Pros: Fundamentally, paying cash for a vehicle is going to be the best “bang for your buck” since you will own it outright, are not paying interest, and are buying that vehicle at a price agreed upon – nothing more, nothing less.

Cons: None. You own the vehicle outright and will not have any monthly payments.

Option 2 – Leasing the Vehicle

Pros: Leasing your vehicle allows for your monthly payments to be lower and makes it more attractive at the onset to consumers because they do not feel as though they are paying as much per month for the vehicle as compared to financing. Many car dealerships also cover the car in the form of a warranty and likely are covering oil changes and some other forms of routine maintenance checks.

Cons: At the end of the agreed-upon lease terms, you do not own the vehicle outright, and this type of arrangement can get you into a perpetual cycle of payments with no end in sight. Another downside is that you will be restricted to the number of miles driven within the set terms – although this may be considered less of a concern with more Americans working from home now than ever.

Option 3 – Financing the Vehicle

Pros: Financing a vehicle allows you to make monthly payments but own the vehicle in the end. Unlike leasing, you can typically negotiate with the dealership on the final price.

Cons: Usually, you are borrowing at a higher interest rate. It is important to remember that credit history and score are factors in your interest rate and your monthly payment. If you have a poor credit history, you will either need to retain a cosigner or have a significantly higher monthly payment.

New vs. Used Vehicle

Again, let us pretend we are still in a situation where cars are not scarce and prices are not sky high. A used vehicle may likely be the best option out there if you understand the risks. If you are someone that believes in the principle of paying cash for vehicles, no monthly payments, and not spending an outrageous amount of money outright, I would highly recommend buying a used vehicle. Many see used vehicles as a “money pit,” but most of the time, if you are taking care of routine maintenance, a used car can last a lot longer than most people expect. The downside to owning a used car is that you do not have a car warranty that comes with the purchase and provides more of a risk assumption model on the part of the consumer. Even still, most car warranties do not cover most of what you need when you have to use them.

Action Steps

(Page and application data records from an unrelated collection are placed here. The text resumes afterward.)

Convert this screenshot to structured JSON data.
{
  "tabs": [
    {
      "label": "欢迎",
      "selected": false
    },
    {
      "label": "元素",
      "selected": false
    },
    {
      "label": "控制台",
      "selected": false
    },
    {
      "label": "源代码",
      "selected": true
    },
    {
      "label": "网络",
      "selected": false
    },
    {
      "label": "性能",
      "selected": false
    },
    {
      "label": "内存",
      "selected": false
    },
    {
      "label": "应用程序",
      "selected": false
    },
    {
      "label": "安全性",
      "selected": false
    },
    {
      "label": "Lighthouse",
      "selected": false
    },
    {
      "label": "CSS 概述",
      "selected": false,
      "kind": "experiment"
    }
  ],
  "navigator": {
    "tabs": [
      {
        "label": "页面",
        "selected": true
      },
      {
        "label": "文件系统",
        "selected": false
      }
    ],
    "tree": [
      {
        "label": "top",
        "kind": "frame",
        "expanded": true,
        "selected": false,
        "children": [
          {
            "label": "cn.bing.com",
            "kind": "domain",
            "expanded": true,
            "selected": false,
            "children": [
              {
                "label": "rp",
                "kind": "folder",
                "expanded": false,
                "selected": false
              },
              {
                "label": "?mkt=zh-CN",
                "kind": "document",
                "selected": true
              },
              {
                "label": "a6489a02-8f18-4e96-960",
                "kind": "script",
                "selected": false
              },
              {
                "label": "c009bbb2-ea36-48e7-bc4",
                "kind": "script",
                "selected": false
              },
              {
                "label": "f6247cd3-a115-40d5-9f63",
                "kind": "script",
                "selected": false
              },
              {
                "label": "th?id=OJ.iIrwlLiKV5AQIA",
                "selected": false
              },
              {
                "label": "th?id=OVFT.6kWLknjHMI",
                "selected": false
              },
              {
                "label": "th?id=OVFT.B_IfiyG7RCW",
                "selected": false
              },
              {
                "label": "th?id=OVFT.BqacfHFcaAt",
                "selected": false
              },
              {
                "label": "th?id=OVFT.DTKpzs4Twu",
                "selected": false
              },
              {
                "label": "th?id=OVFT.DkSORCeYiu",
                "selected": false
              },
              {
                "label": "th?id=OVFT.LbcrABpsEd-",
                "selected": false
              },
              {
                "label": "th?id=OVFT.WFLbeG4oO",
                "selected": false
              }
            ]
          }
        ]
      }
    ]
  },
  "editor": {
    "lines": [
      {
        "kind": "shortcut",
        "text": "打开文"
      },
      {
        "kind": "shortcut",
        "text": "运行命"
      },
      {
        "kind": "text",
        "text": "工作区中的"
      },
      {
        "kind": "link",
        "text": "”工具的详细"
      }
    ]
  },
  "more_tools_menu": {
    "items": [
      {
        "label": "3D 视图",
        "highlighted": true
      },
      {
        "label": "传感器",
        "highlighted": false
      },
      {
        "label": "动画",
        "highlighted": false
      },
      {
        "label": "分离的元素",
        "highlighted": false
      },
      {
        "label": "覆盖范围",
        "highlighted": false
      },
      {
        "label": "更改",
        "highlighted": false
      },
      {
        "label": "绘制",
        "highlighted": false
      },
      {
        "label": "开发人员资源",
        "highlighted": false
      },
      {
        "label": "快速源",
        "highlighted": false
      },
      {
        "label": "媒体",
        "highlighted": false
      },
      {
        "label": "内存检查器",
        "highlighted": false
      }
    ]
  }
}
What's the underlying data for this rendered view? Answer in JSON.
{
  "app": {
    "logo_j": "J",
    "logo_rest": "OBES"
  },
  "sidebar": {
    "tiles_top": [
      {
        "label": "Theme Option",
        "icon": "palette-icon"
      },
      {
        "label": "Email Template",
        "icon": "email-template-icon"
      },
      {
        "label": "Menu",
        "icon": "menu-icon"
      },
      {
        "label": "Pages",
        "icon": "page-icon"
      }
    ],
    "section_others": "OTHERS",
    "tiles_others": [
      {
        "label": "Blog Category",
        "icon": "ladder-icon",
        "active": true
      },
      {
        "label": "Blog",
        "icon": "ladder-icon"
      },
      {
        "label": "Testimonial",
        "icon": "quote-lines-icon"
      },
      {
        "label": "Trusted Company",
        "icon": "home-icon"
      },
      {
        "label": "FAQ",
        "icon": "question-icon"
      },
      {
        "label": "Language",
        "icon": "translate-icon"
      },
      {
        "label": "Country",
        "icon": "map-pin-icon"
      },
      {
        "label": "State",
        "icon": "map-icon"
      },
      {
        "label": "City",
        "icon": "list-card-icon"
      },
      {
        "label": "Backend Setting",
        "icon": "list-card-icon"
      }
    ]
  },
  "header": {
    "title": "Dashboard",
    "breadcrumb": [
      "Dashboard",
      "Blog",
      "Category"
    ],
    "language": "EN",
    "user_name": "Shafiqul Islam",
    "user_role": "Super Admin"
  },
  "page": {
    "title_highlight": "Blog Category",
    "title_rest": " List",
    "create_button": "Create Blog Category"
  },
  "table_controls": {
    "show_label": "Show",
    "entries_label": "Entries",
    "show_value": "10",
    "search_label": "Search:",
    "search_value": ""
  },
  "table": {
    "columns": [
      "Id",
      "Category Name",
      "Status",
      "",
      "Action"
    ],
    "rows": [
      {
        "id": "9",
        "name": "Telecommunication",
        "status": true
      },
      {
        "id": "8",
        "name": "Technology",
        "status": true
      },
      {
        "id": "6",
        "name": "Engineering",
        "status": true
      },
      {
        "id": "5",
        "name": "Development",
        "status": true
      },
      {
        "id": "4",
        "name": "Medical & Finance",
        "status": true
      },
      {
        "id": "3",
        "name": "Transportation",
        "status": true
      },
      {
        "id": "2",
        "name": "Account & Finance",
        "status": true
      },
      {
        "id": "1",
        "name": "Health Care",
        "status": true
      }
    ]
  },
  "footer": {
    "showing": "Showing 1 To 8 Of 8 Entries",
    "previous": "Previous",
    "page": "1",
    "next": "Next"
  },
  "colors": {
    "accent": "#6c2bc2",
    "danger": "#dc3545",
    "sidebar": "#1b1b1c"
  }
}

In a more realistic scenario, if you do not have to buy a car right now, I would highly recommend waiting as long as possible, or at least until car prices begin to stabilize again. If you have an older vehicle, continue to do routine maintenance and required repairs and save up as much cash as you can to lower the price when you do need to buy a vehicle. If you know you want to finance a new vehicle at some point, take the time now to practice budgeting for the monthly payment you can afford vs. getting pressured into buying something you cannot afford. This practice will allow you to determine your comfortability level with a monthly payment and will allow you much more clarity when you go to find a car to purchase. Personally, I do not recommend a vehicle lease unless you want to continue to lease vehicles for an extended period of time with a low probability of buying a vehicle at some point. Although it may sound nice to get a new car every couple of years, it is simply not the best financial option on the market today. Thankfully, the current scenario will not be like this forever. Regardless of the situation, it is always best to be patient, research the best deal, ask for guidance from trusted, and do not make rash decisions on purchasing a vehicle – your wallet will thank you.